New school board policy eyed

Trustees are considering a new draft policy that would allow them to make certain decisions without calling a special meeting

Fraser-Cascade school district is considering a new draft policy that would allow trustees to make certain decisions without calling a special meeting.

The board approved first reading of the policy on Tuesday night, which aims to ensure business is conducted in an efficient and timely manner.

Poll votes would only be used to deal with a time sensitive emergent issue, where delay would negatively impact the board’s interests, or to deal with matters that do not justify a special meeting. Poll votes are usually conducted by telephone, fax or email by the secretary-treasurer or delegate.

“This is our policy developed for us,” said trustee Rose Tustian.

She suggested that poll votes be conducted by conference call, which has become past practice for trustees dealing with urgent matters, and notice be given similar to special meetings.

The district’s bylaw states that written notice of a special meeting and an agenda should be given to each trustee at least 24 hours in advance of the meeting.

A poll vote would be called at the direction of the board chair, in consultation with staff and committee chair, when required. Passage of a poll vote requires a majority vote of the board of education.

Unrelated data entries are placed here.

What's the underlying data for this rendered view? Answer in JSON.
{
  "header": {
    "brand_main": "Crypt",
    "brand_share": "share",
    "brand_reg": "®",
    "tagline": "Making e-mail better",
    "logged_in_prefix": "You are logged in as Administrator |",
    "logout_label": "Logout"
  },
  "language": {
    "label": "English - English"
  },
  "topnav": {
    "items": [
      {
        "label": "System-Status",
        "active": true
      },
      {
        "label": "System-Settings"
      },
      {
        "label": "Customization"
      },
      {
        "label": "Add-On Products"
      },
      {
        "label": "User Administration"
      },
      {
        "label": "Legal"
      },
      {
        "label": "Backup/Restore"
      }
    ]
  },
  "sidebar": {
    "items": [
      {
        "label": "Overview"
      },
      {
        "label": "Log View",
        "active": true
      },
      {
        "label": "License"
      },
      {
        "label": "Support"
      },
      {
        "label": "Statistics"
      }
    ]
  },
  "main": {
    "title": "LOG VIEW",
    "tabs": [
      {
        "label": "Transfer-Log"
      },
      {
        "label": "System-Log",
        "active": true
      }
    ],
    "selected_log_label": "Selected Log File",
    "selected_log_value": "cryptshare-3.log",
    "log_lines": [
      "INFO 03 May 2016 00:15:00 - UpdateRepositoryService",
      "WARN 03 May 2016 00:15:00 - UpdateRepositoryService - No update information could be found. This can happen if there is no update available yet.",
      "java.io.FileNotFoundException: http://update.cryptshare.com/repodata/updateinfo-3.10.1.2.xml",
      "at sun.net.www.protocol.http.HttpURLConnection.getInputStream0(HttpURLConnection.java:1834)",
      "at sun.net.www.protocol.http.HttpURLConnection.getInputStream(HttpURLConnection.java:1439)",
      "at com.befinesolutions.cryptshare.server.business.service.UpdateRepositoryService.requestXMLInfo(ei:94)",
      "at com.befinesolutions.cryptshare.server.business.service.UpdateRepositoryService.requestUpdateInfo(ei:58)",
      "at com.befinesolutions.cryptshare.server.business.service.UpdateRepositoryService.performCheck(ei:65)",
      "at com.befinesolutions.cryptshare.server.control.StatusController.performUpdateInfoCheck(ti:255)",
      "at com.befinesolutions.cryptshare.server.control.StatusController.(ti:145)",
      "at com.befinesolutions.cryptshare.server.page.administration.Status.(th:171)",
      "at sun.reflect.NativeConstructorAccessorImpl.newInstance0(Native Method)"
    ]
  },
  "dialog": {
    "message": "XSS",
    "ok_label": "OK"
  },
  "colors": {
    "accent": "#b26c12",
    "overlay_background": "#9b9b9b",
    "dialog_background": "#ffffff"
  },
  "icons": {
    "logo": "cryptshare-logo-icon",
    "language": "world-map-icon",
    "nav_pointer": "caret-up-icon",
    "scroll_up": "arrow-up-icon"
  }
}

The draft policy notes that it is the responsibility of trustees to check their messages regularly and the secretary-treasurer would report the result and rationale of any poll vote at the next regular/in-camera meeting of the board.

Just Posted

Hope mothers work together to improve access, connections for autistic children

Families with autistic children in rural areas have difficulty accessing resources, each other

UPDATE: Man with gunshot wound drives into ditch on Chilliwack River Road

Serious crimes investigators believe early morning shooting to be targeted

No red flags in expense audit, says former Fraser Health boss who fired Murray

Wynne Powell said report showed need for tighter rules, but didn’t suggest abuse of expense claims

WATCH: Rally at MP’s office Friday in Chilliwack to stop KM pipeline

Water samples from Chilliwack rivers were delivered to MP Strahl’s office in a symbolic gesture

Editor’s view: A Hopeful start to the community’s first 10 km run

Good mix of pomp and circumstance, variable terrain and silliness at Sunday’s run

Vancouver Aquarium’s resident octopus released into ocean

Staff let the Giant Pacific octopus go into the waters near Bowen Island so she can reproduce

Health officials called after acid spill near B.C.-Alberta border leaks into creek

Tanker truck crashed south of Dawson Creek, spilling 17,000 litres of hydrochloric acid

Embattled band Hedley plays last show in B.C. before hiatus

About 3,000 tickets had sold for final performance at Kelowna’s Prospera Place

Trudeau to exonerate B.C. First Nations chiefs hanged in 1860s

Prime Minister to absolve Tsilhqot’in chiefs in relation to deaths of 14 construction workers

Canucks sing the Blues as they fall to St. Louis 4-1

Berglund nets two, including the game-winner, to lift St. Louis over Vancouver

Calving season brings hope for Cariboo ranchers

Still a lot of work ahead to recover from the wildfires

Canada’s Kaetlyn Osmond wins figure skating world title

The 22-year-old fwon the women’s singles crown with her Black Swan routine

B.C. pooches celebrate National Puppy Day

Check out some of the submissions from around B.C. for National Puppy Day 2018

Alberta tells B.C. to stop opposing pipelines if it doesn’t like gas prices

John Horgan said he would like to see the federal government step in to deal with high gas prices.

Most Read